8. If one can lose their salvation than these names SHOULD NOT be in the "Hall of Fame of Faith" in Hebrews chapter 11 and should be in Hell.
- Noah was a drunkard (Genesis 9:20)
- Jacob whose name means deceitful, back stabber, slickster and heel grabber (Genesis 32:27-28)
- Moses was a murderer (Exodus 2:12)
- Rahab was a prostitute who lied to save the spies (Hebrews 11:31)
- Samson had a lust problem and slept with the prostitute Delilah, among his many other sins (Judges 16:1)
- King David committed adultery with Bathsheba and murdered Uriah (2 Samuel 11:4; 2 Samuel 11:14-17)

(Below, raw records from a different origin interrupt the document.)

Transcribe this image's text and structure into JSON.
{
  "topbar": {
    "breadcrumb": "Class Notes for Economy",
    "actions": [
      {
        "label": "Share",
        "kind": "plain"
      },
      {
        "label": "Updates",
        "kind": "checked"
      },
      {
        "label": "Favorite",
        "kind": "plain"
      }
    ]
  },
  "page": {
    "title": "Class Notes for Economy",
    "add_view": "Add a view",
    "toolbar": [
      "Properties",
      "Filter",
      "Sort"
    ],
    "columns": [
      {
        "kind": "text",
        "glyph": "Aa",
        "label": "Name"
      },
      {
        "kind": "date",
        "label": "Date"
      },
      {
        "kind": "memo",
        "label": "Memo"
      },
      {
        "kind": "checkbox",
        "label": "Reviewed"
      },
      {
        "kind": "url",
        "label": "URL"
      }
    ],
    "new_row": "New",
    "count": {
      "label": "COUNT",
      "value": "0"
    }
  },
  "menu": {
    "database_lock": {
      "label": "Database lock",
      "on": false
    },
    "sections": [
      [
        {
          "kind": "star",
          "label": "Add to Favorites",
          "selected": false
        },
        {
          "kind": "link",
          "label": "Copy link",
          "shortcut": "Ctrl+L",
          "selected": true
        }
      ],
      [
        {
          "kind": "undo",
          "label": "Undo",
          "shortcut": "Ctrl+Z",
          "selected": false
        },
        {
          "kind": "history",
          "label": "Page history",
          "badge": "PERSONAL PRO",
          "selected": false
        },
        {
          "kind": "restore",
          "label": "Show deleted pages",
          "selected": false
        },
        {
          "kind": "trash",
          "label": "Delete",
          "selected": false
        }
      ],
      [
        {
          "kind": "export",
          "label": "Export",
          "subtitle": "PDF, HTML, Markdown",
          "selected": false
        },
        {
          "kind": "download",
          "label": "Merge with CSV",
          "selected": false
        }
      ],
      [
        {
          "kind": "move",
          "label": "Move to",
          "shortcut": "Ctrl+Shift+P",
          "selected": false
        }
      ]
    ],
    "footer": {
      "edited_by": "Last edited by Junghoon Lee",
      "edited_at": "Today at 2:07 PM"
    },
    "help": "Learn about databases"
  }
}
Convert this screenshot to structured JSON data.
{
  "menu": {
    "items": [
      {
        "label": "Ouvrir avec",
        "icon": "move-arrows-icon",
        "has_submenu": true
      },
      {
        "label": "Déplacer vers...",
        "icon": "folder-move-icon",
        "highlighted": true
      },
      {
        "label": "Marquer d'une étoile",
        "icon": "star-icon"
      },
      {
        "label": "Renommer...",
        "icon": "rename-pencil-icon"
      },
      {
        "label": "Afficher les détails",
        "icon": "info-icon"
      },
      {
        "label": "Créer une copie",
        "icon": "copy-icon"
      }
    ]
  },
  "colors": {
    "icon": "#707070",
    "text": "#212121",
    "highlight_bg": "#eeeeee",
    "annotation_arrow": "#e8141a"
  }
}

Theologians are quick to point out that they all did not receive the promise (Hebrews 11:39) but notice that in this same verse that it also said that they all obtained a good testimony through faith. To add to this I can prove that all of these Biblical hero’s were saved and are in Heaven. In the next verse, Hebrews 11:40 it says,
“God having provided something better for us, that they should not be made perfect apart from us (NKJV).
Since the Bible is a continuous writing we must look at Hebrews 12:1 which talks about the “us” that was mentioned in Hebrews 11:40, which says,
“Therefore (whenever you see this word beginning a sentence in the Bible always ask yourself what is it there for and then you have to go back to the previous exegetically connective scripture in the previous chapter that tells why it is there) we also, since are surrounded by so great a cloud of witness let “us”… “
We must ask ourselves who are these great cloud of witnesses that we are surrounded by? The answer is all those who are in the Hall of Fame of faith in Hebrews chapter 11, not to mention our saved loved one’s who have passed away as well. How do I know this?
When we go back to Hebrews 11 to find out why is the “Therefore” in Hebrews 12:1 is there for, the connective verse takes us to Hebrews 11:13 which proves that the missed promise that those in the chapter WAS NOT referring to them losing out on going to Heaven BUT INSTEAD IT’S REFERRING TO EARTHLY LANDS. In Hebrews 11: 13-16 says,
“These all died in faith, not having received the promise, (Do you see the similarity to Hebrews 11:39) but having seen them afar off (Remember that Moses and the children of Israel missed the promise land but saw it afar off) were assured of them, embraced them and confessed that they were strangers (Exodus 2:22) and pilgrims ON EARTH. For those who say such things declare plainly that THEY SEEK HOMELAND. And truly if they had called to mind THAT COUNTRY (Earth not Heaven) FROM WHICH THEY HAD COME OUT, they would have had opportunity to return. BUT NOW (transition) they desire a better, that is, A HEAVENLY COUNTRY. Therefore (there is our word again) GOD IS NOT ASHAMED TO BE CALLED THEIR GOD (denoting salvation) FOR HE HAS PREPARED A CITY (Heaven) FOR THEM” (NKJV).
So in essence, despite the sins, iniquities and transgressions of Hall of Famers like Noah, Jacob, Moses, Rahab, Samson and King David, not only did God still use them mightily but they all died in faith, THEY DID NOT LOSE THEIR SALVATION and they all went to Heaven.
I conclude this article with this saying that …
“If one is truly saved to begin with, they will stray but always stay and if they are not truly saved to begin with, they will stray and fall away.”
IN THE NEXT SEGMENT, WE WILL DISECT AND REFUTE ONE OF THE MOST WIDELY USED SCRIPTURES THAT SUPPORTERS OF AN “UNSECURE” SALVATION USE TO “SEEMINGLY” CONFIRM THEIR POSITION.